Fire Rainbows occur only when the sun is very high in the sky ( more than 58° above the horizon) What's more, the hexagonal ice crystals that make up cirrus clouds must be shaped like thick plates with their faces parallel to the ground.
Fire rainbows are not actually rainbows and have no connection with fires. The true name for this exquisitely beautiful optical effect is “circumhorizontal arc”. The phenomenon can only be viewed under certain precise conditions: the cirrus clouds that act as prisms must be at least 20,000 feet high and the sun must strike them when it is at an elevation of 58 to 68 degrees. Fire rainbows are never seen at locations situated more than 55 degrees north or south.

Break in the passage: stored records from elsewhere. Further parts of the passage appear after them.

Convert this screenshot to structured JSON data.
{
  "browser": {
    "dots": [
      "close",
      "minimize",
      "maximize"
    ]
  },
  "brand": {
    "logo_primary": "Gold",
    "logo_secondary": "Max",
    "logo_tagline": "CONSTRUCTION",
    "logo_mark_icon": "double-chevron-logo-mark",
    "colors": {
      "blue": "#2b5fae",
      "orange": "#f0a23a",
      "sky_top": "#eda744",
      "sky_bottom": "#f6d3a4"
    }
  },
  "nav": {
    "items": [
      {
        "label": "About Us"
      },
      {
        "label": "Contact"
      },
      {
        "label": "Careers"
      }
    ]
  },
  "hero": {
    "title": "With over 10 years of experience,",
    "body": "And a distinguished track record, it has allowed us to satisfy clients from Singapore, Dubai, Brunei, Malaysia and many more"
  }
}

Rainbow. I think this phenomenon is called sky fire or fire rainbows? I saw one in the sky over Chicago (April 2013). It lasted about 40 minutes and was truly awe inspiring. It changed color and intensity slowly and at times was only partially visible behind a veil of bright cumulus clouds. I was driving to work at the time so was unable to take pictures.